C# also supports both implicit and explicit casts and gives you some different choices when you need to switch types. Plus you have a runtime that’s ready to throw an InvalidCastException. But even if you don’t hit an exception, there’re some things you should be aware of. This is still casting.

This is a short episode that builds on the previous episode and describes how you cast types in C#. You don’t have initializer lists or named casts like in C++. But you do have a runtime that will help make sure that your casts are well behaved. If not, the runtime will throw an InvalidCastException.

You have four options to perform casts in C#:

  1. You can use C-style casts.
  2. You can define an operator in your class that knows how to return the type you want to cast to.
  3. You can implement the IConvertible interface if you want your class to be able to be converted to base types such as int.
  4. You can implement a Parse or a TryParse method if you want to be able to convert to your class from a string. This of course requires that your class be able to generate a suitable string in the first place that the Parse method can use to reconstruct your class.
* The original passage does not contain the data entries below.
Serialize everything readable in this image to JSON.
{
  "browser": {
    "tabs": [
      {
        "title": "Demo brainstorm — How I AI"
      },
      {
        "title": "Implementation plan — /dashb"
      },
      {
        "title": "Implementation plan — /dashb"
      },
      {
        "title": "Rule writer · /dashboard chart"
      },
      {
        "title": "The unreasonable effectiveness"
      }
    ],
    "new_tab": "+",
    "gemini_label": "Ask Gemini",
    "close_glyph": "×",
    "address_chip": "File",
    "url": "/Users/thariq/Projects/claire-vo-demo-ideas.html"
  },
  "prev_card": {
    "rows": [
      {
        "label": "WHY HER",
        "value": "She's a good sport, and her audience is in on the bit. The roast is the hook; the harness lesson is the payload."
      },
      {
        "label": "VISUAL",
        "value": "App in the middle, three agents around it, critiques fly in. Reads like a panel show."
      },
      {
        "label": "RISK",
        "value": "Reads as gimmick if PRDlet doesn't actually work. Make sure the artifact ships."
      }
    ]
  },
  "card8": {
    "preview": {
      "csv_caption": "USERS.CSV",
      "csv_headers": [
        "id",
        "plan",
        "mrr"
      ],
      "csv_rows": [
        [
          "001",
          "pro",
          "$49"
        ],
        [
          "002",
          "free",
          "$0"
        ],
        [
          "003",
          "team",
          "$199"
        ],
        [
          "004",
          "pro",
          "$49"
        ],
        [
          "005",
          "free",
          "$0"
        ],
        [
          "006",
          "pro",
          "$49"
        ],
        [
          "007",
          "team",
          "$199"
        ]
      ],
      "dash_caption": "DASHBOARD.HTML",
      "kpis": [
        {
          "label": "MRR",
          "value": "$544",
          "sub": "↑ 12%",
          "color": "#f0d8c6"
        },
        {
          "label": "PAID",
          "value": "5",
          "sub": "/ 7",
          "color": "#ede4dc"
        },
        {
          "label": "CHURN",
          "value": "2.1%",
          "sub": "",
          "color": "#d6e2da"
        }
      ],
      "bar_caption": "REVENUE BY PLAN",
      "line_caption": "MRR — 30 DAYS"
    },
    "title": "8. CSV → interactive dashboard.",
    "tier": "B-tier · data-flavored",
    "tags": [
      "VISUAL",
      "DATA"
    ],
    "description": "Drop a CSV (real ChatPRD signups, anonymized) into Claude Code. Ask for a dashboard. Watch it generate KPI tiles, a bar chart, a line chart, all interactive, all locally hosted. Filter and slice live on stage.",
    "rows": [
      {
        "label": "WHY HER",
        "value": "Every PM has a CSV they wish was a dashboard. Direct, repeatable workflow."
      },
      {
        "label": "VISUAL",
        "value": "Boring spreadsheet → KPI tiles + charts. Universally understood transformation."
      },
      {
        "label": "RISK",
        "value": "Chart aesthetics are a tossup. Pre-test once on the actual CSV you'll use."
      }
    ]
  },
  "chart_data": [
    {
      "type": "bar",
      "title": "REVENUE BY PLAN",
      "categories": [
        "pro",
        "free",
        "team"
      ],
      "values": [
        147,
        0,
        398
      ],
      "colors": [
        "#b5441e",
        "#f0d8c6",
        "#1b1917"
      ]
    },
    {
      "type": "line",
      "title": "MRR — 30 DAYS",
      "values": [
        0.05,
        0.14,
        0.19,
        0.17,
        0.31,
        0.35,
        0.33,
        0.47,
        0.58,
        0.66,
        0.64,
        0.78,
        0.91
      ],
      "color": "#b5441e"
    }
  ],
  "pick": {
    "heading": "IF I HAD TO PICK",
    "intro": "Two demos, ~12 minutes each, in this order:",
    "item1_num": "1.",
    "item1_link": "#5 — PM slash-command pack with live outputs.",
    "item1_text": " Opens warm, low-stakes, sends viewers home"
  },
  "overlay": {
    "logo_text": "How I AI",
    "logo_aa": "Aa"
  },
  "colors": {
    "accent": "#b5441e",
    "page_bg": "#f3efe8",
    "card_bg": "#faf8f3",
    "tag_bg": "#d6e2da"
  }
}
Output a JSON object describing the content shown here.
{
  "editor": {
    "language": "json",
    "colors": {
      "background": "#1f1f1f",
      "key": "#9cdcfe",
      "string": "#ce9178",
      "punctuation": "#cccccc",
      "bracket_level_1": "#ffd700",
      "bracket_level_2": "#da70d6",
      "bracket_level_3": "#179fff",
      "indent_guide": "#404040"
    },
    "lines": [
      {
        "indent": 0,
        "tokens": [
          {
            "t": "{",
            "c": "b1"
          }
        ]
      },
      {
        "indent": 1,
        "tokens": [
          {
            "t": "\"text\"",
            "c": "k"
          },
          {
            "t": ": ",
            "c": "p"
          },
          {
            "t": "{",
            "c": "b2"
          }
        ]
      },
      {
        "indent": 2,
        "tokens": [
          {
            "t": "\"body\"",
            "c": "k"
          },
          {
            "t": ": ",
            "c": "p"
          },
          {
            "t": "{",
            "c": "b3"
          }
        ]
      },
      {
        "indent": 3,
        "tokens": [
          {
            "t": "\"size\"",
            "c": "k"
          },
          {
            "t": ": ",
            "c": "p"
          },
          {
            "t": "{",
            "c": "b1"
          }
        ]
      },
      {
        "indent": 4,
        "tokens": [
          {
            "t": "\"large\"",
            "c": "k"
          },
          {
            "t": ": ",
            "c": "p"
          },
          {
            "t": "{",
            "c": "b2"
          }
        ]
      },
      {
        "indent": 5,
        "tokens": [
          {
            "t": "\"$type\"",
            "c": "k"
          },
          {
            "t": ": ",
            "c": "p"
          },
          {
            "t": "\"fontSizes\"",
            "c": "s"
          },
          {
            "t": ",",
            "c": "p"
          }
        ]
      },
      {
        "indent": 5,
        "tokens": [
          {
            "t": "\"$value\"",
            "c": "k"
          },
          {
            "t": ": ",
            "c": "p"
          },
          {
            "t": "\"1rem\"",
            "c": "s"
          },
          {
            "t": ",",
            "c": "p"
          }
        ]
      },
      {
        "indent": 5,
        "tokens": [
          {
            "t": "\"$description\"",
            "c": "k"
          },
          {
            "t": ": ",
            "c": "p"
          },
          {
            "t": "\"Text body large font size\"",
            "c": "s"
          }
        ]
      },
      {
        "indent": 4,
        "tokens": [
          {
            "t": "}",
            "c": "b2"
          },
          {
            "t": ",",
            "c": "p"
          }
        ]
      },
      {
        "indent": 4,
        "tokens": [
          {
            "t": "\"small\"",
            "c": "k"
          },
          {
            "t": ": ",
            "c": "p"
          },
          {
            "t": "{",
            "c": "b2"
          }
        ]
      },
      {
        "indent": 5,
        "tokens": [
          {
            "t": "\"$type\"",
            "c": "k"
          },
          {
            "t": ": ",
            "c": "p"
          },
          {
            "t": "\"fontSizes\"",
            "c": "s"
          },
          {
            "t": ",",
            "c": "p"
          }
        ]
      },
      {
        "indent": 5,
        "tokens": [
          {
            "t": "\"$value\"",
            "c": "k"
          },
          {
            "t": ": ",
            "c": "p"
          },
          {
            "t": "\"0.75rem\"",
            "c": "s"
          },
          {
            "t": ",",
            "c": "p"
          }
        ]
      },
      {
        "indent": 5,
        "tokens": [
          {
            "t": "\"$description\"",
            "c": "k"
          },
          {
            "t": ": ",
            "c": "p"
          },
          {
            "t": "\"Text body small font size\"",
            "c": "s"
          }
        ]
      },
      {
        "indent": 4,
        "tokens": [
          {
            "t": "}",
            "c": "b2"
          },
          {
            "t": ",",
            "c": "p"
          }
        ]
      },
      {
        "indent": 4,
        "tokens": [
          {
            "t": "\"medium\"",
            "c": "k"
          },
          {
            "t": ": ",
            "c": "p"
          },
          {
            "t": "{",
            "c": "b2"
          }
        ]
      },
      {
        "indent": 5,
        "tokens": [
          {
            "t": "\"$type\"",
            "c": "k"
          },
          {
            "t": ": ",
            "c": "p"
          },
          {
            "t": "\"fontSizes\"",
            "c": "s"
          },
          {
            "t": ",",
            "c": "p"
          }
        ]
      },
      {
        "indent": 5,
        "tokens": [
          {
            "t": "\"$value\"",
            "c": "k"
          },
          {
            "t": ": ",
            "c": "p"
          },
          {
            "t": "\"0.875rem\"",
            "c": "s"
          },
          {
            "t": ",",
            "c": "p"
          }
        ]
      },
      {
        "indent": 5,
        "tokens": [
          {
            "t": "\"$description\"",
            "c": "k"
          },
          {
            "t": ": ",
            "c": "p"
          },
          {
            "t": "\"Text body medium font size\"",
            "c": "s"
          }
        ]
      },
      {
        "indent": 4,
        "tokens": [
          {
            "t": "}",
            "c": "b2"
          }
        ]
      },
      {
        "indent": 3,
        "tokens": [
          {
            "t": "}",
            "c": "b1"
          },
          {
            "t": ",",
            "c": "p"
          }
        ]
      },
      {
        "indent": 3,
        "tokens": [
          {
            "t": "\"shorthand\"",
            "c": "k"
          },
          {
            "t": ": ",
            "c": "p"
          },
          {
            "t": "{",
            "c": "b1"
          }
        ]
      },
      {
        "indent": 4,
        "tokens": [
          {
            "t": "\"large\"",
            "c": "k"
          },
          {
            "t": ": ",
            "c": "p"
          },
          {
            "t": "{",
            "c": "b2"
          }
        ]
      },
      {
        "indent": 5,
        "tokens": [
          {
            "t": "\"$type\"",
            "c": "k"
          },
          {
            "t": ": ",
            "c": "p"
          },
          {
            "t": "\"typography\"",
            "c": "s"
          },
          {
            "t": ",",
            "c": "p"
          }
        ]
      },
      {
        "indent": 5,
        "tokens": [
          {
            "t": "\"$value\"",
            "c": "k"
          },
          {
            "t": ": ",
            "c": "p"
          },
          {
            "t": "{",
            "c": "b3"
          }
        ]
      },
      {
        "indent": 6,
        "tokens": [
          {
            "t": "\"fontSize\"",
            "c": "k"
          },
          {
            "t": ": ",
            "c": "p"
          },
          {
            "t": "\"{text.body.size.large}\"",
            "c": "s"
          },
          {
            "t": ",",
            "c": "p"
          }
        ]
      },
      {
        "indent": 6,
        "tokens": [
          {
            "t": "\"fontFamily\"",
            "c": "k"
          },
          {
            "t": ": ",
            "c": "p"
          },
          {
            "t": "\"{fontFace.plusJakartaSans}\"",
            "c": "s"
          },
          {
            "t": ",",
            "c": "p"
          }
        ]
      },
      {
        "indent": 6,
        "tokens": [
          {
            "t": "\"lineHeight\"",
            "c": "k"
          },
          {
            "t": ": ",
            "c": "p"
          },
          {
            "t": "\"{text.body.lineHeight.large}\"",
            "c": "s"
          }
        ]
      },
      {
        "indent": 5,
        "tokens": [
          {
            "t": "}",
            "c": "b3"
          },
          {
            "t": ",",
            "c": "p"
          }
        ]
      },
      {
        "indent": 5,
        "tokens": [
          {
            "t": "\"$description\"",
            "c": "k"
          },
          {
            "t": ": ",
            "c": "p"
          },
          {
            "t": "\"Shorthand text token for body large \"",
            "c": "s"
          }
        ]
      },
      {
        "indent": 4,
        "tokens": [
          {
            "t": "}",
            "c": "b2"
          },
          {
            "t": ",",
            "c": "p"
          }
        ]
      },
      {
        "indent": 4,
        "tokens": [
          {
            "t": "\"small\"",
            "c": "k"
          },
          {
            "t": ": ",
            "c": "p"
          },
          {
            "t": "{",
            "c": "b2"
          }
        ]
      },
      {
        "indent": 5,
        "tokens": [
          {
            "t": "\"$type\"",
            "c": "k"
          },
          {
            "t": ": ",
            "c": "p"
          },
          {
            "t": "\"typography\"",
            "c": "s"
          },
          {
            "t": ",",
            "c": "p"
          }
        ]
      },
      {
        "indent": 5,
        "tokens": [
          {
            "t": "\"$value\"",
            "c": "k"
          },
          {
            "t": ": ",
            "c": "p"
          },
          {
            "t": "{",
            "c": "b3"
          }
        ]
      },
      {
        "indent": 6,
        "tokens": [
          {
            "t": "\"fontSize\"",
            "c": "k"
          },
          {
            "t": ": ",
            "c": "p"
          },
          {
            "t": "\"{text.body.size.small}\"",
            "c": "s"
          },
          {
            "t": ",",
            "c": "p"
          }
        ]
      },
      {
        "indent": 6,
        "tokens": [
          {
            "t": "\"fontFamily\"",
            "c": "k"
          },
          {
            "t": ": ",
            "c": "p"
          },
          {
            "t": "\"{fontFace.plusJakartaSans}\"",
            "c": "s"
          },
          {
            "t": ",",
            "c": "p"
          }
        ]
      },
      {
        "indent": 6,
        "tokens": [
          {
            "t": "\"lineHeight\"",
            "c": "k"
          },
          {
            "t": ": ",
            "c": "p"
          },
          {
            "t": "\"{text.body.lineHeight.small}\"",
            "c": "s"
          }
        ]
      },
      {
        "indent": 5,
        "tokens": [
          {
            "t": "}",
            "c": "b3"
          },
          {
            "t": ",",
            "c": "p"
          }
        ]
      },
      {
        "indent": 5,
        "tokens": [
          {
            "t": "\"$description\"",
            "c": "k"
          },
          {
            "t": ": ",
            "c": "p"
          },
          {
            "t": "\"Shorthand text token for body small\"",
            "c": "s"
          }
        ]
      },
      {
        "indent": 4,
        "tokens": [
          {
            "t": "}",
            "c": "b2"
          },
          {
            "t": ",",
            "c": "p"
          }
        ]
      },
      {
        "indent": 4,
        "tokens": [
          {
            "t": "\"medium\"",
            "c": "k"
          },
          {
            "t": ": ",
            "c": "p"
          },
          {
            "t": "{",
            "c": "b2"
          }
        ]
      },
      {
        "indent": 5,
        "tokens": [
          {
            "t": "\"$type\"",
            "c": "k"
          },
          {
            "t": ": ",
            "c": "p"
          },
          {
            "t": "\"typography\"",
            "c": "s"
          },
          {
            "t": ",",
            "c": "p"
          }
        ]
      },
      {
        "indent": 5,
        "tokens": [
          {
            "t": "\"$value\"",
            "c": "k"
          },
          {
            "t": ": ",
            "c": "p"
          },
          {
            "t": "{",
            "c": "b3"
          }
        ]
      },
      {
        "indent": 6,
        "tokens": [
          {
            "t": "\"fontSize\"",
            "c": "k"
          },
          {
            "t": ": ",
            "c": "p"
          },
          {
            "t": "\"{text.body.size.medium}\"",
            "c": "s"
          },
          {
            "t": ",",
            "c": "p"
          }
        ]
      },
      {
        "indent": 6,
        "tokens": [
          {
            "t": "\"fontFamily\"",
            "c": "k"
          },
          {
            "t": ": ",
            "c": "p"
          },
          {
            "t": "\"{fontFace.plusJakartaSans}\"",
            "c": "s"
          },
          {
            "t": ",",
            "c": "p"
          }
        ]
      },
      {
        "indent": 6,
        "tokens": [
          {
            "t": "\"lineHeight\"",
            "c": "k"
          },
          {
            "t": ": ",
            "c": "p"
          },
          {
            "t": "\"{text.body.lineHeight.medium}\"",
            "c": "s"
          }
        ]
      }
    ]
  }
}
And you also have two keyword operators in C# to help you test and cast types. The “is” operator allows you to test if an instance really is another type. And the “as” operator allows you to perform a cast but if the cast fails, then instead of throwing an InvalidCastException, the “as” operator will return null.